In 16 years, Borneo lost more than 100,000 orangutans
Over a 16-year period, about half of the orangutans living on the island of Borneo were lost as a result of changes in land cover. That's according to estimates reported in Current Biology on February 15 showing that more than 100,000 of the island's orangutans disappeared between 1999 and 2015.
Many of those losses were apparently driven by the demand for logging, oil palm, mining, paper, and associated deforestation. However, many orangutans have also disappeared from more intact, forested areas, the researchers say. Those findings suggest that hunting and other direct conflicts between orangutans and people remain a major threat to the species.
"The decline in population density was most severe in areas that were deforested or transformed for industrial agriculture, as orangutans struggle to live outside forest areas," says Maria Voigt of the Max Planck Institute for Evolutionary Anthropology in Germany. "Worryingly, however, the largest number of orangutans were lost from areas that remained forested during the study period. This implies a large role of killing."
To estimate changes in the size of the orangutan population over time, Voigt, along with Serge Wich from Liverpool John Moores University in the UK and their colleagues representing 38 international institutions, compiled field surveys conducted from 1999 to 2015. They extrapolated the overall size of the island's population from the number of orangutan nests observed throughout the species' range in Borneo.
All told, the team observed 36,555 nests. They estimated a loss of 148,500 Bornean orangutans between 1999 and 2015.The data also suggest that only 38 of the 64 identified spatially separated groups of orangutans (known as metapopulations) now include more than 100 individuals, which is the accepted lower limit to be considered viable.
In order to identify the likely causes of those losses, the researchers relied on maps of estimated land-cover change over the same period that have been made possible by advances in remote sensing technology. The comparison of orangutan and habitat losses suggests that land clearance caused the most dramatic rates of decline. However, a much larger number of orangutans were lost in selectively logged and primary forests. That's because while the rates of decline were less precipitous in those areas, that's also where far more orangutans are found, the researchers explain.
By 2015, they report, about half of the orangutans estimated to live on Borneo in 1999 were found in areas in which resource use has since caused significant changes to the environment. Based on predicted future losses of forest cover and the assumption that orangutans ultimately cannot survive outside forest areas, the researchers predict that over 45,000 more orangutans will be lost over the next 35 years.
They say that effective partnerships with logging companies and other industries are now essential to the Bornean orangutan's survival. Public education and awareness will also be key.
"Orangutans are flexible and can survive to some extent in a mosaic of forests, plantations, and logged forest, but only when they are not killed," Wich says. "So, in addition to protection of forests, we need to focus on addressing the underlying causes of orangutan killing. The latter requires public awareness and education, more effective law enforcement, and also more studies as to why people kill orangutans in the first place."
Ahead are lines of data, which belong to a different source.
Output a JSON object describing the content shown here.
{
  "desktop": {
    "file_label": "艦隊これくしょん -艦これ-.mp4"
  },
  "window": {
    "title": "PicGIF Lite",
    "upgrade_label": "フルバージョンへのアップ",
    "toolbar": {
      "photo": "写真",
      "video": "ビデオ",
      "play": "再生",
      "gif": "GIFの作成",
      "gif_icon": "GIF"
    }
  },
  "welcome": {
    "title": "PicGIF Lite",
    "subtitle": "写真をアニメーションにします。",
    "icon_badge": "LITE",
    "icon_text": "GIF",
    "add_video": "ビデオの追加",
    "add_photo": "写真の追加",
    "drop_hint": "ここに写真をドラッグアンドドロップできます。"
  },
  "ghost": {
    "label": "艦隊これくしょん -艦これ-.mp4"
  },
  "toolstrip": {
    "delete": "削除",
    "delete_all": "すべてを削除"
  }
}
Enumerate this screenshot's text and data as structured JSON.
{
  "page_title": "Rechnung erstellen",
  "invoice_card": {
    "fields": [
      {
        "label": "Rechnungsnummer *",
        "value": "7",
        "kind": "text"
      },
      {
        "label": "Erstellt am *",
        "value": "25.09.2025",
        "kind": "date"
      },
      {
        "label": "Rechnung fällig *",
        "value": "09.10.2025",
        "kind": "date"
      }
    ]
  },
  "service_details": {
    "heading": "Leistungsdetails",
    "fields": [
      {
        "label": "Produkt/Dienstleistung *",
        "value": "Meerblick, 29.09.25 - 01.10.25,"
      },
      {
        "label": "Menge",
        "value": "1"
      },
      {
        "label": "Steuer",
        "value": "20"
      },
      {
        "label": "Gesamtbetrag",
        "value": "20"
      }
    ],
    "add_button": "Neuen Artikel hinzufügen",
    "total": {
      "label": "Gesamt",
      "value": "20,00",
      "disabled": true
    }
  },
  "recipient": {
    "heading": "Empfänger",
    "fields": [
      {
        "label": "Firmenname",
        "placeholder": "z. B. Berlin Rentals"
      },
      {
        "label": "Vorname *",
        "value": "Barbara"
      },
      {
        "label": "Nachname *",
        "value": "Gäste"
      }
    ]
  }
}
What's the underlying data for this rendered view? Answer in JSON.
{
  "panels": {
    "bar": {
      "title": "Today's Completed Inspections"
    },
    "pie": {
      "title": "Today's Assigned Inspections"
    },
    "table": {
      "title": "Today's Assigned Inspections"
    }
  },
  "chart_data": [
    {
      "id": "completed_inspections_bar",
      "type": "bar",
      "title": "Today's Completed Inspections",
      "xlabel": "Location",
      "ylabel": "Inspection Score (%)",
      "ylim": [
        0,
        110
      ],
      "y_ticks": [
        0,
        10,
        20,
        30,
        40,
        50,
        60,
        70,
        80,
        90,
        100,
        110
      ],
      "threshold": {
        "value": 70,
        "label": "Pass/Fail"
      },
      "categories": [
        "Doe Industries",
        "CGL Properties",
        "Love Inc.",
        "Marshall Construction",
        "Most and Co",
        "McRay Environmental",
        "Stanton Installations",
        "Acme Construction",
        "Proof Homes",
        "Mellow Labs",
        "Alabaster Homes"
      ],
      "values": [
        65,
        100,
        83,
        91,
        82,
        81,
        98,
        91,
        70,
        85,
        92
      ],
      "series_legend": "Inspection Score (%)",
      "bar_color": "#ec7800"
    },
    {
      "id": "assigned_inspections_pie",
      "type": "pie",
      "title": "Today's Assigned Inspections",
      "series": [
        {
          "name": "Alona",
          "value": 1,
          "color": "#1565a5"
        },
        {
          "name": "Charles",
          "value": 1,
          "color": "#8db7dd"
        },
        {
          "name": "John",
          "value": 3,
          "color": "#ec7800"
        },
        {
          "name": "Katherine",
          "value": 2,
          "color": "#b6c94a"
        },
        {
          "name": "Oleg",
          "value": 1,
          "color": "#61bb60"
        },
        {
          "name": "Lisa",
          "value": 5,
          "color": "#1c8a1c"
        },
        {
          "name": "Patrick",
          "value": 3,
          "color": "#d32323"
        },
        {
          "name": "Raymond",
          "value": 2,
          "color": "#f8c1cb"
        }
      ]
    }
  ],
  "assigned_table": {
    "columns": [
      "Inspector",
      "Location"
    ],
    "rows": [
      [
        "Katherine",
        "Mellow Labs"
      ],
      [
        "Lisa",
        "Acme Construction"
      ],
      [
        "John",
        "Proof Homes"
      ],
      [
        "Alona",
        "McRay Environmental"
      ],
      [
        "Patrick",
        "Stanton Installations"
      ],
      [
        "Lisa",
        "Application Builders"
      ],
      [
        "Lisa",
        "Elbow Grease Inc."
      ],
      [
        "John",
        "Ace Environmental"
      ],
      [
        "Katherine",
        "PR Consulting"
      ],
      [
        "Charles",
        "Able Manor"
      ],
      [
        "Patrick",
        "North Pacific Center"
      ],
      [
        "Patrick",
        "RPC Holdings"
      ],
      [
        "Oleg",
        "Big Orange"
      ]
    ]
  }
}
They note that Indonesia and Malaysia are both currently developing long-term action plans for orangutan conservation. By taking into account past failures, the hope is that new strategies to protect orangutans can be developed and implemented.